--- START ---
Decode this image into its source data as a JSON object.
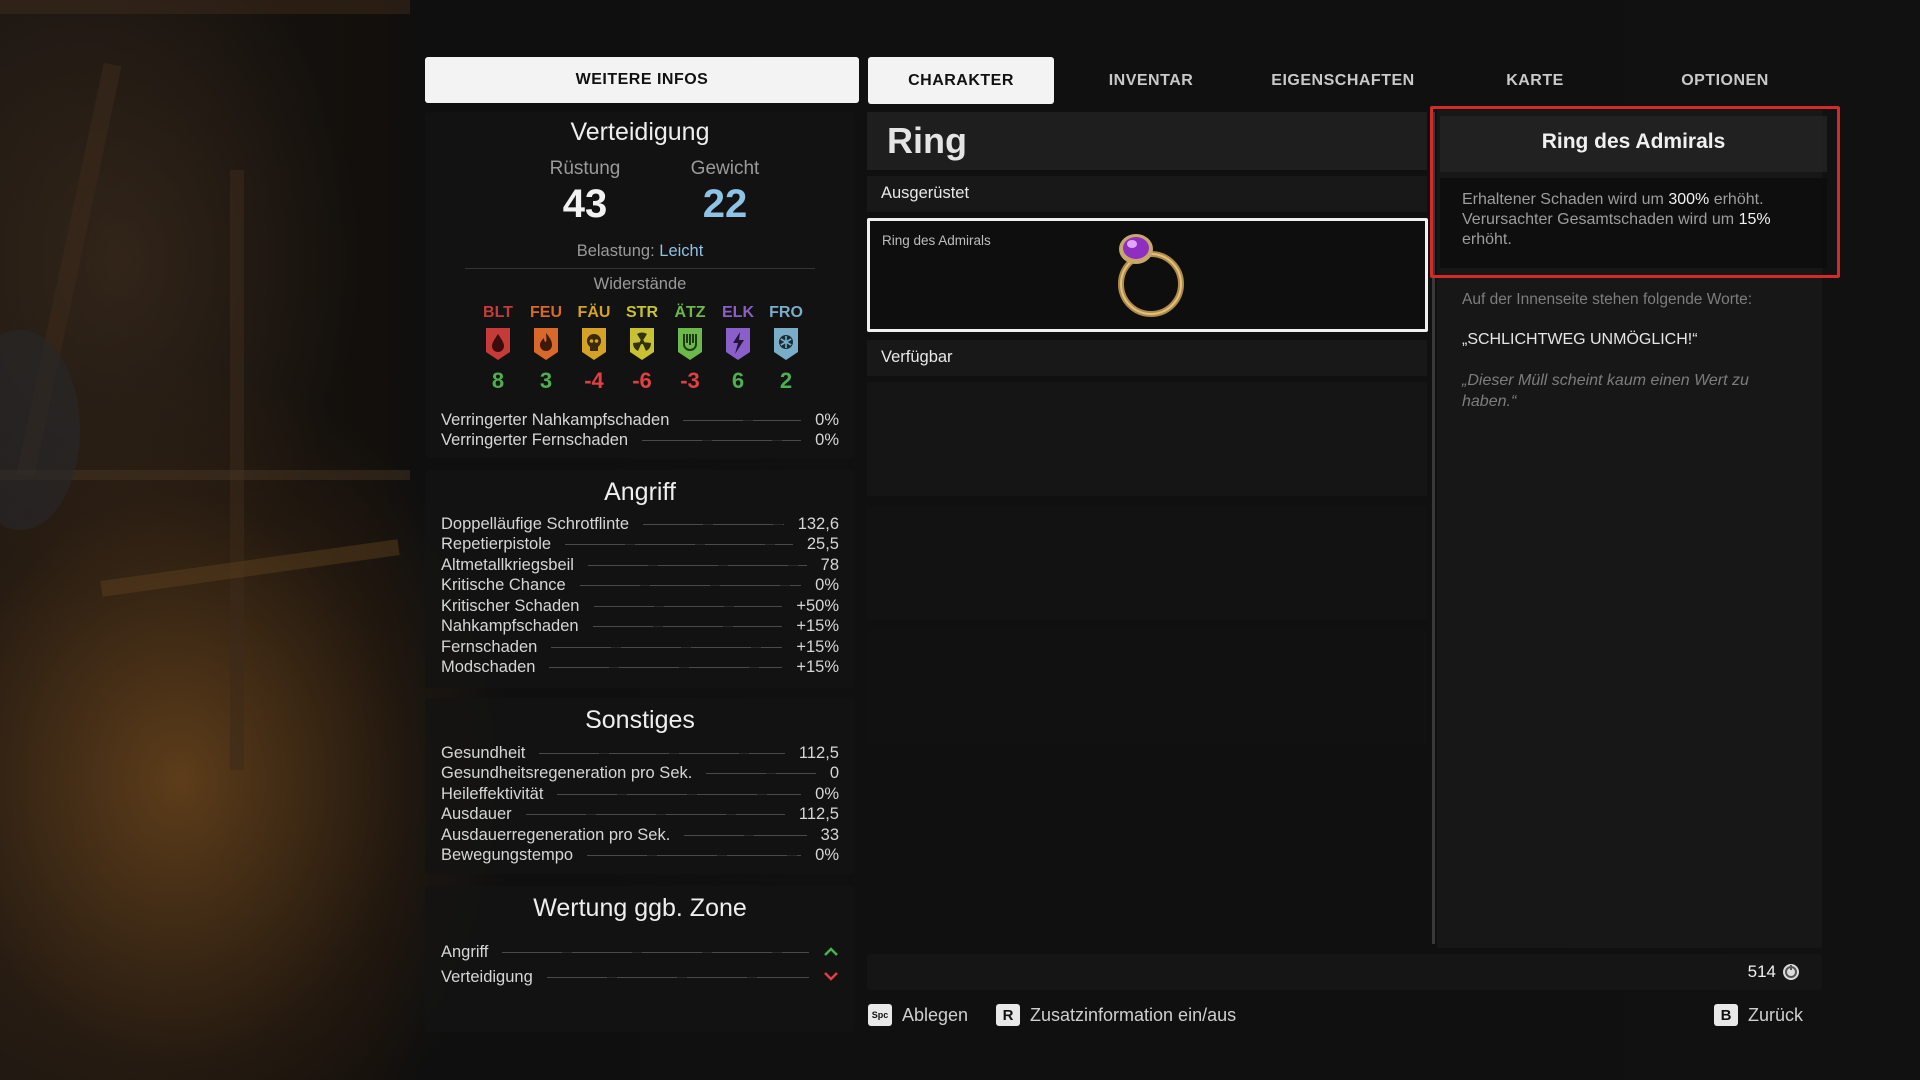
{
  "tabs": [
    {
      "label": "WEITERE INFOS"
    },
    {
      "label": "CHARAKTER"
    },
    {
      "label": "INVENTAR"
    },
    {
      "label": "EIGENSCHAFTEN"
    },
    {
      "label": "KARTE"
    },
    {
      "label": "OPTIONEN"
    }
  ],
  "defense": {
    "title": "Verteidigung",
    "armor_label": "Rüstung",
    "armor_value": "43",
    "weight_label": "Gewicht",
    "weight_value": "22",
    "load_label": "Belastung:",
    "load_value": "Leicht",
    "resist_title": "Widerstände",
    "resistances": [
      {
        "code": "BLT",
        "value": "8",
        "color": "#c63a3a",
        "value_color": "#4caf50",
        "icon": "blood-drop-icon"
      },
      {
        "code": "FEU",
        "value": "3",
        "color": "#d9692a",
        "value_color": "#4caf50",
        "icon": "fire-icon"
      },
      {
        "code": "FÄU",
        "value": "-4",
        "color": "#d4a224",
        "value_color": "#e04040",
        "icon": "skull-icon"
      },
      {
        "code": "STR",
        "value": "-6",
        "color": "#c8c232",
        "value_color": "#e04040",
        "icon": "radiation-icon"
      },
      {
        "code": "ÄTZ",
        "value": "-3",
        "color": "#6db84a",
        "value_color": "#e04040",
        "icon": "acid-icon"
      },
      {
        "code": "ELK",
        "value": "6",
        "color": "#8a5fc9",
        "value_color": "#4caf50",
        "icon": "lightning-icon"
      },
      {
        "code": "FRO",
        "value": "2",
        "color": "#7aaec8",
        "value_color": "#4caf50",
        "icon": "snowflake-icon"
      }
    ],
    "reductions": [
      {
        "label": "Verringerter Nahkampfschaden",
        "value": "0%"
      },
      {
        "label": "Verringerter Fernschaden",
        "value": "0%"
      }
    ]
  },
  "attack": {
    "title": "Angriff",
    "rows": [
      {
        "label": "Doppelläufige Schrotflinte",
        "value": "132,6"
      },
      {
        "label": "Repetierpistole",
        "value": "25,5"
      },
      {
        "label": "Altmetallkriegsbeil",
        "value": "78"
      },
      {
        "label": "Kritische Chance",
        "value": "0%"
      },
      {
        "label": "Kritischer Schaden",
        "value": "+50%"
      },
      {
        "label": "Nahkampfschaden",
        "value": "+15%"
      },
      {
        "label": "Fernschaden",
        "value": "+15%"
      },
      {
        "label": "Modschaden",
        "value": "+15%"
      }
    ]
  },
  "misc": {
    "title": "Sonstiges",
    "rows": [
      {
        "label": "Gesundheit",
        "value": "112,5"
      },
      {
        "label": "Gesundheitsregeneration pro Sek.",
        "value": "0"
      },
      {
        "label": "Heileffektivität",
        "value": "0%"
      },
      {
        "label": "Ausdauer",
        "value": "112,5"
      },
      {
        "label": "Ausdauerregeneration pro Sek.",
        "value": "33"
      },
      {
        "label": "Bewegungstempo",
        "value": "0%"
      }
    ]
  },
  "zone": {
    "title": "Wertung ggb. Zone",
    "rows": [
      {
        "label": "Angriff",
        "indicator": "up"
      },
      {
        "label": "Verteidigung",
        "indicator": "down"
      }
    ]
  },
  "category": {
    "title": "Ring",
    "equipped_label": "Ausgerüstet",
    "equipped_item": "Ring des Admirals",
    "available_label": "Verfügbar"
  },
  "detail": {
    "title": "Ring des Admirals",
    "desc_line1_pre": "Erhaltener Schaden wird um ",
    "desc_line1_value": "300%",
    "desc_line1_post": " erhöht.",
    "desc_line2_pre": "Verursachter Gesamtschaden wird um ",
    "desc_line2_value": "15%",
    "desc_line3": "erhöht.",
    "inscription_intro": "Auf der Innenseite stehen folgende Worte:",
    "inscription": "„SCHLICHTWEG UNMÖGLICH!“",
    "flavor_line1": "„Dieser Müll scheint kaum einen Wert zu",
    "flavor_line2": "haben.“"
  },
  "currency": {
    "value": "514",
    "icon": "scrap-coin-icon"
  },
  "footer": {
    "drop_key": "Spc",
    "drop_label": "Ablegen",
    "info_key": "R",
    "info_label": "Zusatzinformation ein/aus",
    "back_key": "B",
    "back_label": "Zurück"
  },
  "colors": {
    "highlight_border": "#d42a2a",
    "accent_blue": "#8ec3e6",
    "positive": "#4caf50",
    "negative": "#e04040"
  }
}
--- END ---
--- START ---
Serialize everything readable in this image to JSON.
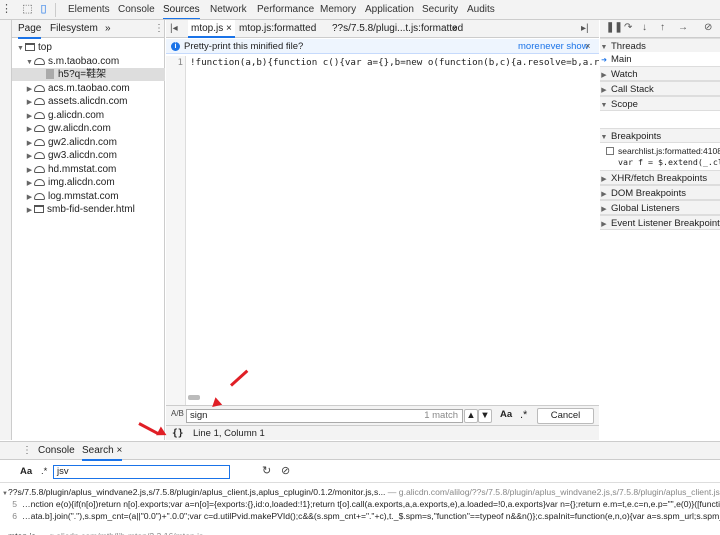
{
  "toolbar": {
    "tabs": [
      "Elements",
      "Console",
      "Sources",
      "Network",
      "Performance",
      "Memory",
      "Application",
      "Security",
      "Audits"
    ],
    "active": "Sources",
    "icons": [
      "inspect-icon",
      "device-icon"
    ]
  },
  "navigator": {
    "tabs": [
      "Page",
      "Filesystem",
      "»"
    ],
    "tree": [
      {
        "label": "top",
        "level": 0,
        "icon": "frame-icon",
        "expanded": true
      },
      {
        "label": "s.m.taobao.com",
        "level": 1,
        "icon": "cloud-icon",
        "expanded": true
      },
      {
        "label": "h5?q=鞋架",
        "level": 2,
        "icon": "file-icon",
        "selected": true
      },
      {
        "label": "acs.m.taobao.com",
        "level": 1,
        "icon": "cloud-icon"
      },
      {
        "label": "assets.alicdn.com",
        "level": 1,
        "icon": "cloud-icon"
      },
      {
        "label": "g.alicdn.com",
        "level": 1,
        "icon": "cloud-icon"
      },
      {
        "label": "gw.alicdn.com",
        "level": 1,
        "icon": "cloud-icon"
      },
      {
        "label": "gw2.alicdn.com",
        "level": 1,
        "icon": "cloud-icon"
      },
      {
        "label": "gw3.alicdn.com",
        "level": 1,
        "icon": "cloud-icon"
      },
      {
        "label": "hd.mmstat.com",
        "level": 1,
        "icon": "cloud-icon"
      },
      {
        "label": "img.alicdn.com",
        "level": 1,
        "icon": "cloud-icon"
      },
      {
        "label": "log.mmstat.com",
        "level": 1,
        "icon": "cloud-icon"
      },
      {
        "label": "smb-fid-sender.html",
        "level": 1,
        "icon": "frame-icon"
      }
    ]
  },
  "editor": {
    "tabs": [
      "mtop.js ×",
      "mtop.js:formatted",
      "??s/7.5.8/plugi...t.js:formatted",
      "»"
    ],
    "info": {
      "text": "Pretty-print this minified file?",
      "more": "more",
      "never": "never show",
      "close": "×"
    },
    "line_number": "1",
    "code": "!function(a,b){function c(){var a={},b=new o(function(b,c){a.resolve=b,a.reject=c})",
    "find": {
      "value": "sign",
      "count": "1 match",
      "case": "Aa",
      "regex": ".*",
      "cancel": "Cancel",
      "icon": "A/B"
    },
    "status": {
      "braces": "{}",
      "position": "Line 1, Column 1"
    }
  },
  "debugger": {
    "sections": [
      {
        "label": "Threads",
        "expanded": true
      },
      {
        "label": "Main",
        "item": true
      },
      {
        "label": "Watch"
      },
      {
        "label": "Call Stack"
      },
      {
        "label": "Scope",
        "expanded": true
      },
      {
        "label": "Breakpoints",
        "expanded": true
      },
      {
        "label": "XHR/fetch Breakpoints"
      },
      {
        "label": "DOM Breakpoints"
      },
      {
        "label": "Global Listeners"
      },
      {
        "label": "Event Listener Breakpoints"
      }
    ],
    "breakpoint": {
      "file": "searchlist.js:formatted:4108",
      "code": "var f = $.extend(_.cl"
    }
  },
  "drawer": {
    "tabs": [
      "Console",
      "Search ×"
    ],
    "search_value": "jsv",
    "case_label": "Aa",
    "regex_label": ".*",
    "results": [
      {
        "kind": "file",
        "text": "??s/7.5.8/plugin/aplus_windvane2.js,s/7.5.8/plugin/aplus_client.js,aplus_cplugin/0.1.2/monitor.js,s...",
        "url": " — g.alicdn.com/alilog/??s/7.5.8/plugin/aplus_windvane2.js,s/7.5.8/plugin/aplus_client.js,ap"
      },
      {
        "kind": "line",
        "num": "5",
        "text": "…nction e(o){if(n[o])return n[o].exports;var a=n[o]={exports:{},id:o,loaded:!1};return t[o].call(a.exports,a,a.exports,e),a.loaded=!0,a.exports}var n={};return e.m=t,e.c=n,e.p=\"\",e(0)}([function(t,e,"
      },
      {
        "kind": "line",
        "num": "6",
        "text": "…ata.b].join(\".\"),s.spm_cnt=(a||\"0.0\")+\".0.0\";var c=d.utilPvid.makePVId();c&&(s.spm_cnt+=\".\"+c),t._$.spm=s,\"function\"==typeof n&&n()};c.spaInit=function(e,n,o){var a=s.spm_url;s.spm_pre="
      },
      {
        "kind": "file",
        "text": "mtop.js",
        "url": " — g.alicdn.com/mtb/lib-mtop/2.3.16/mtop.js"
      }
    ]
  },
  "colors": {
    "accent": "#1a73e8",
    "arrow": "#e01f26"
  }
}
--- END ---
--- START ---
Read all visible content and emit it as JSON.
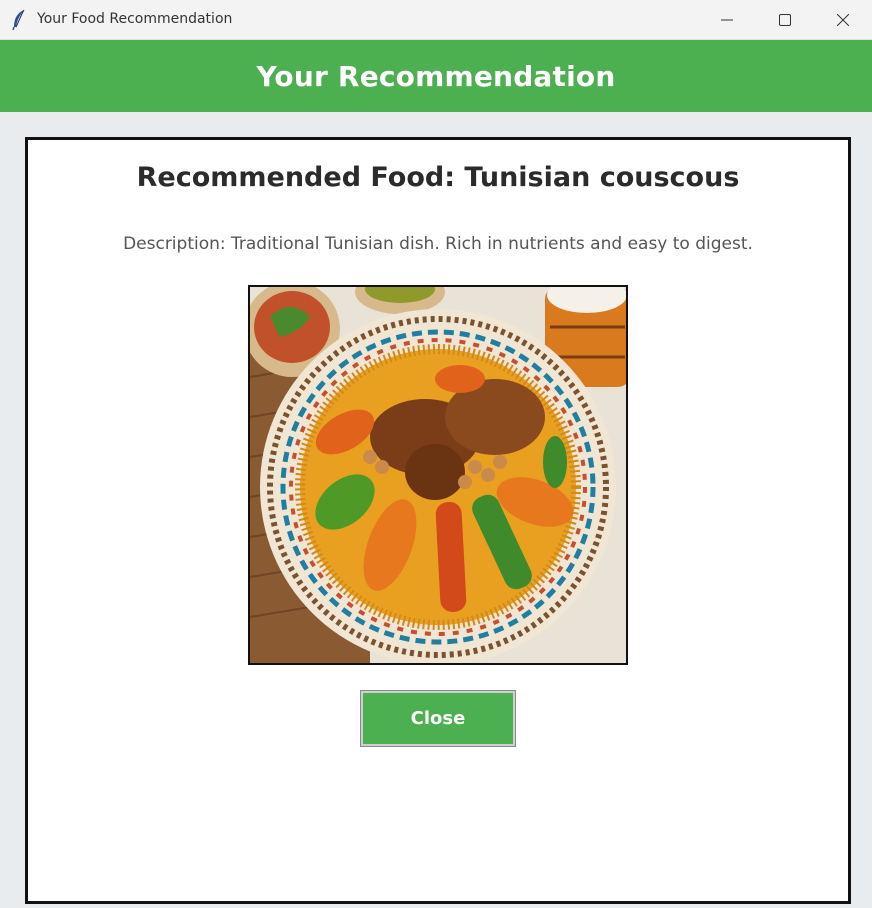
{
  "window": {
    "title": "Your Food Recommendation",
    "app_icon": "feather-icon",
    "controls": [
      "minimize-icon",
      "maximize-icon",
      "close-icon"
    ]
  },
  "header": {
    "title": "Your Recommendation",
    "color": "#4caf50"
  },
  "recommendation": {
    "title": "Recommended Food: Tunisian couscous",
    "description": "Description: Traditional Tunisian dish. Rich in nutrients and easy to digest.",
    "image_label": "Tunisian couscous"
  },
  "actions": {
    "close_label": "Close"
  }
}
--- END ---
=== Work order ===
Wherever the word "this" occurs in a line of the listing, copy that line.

=== Solved problem ===
Decode this image into its source data as a JSON object.
Serialize everything readable in this image to JSON.
      "text": "Pretty-print this minified file?",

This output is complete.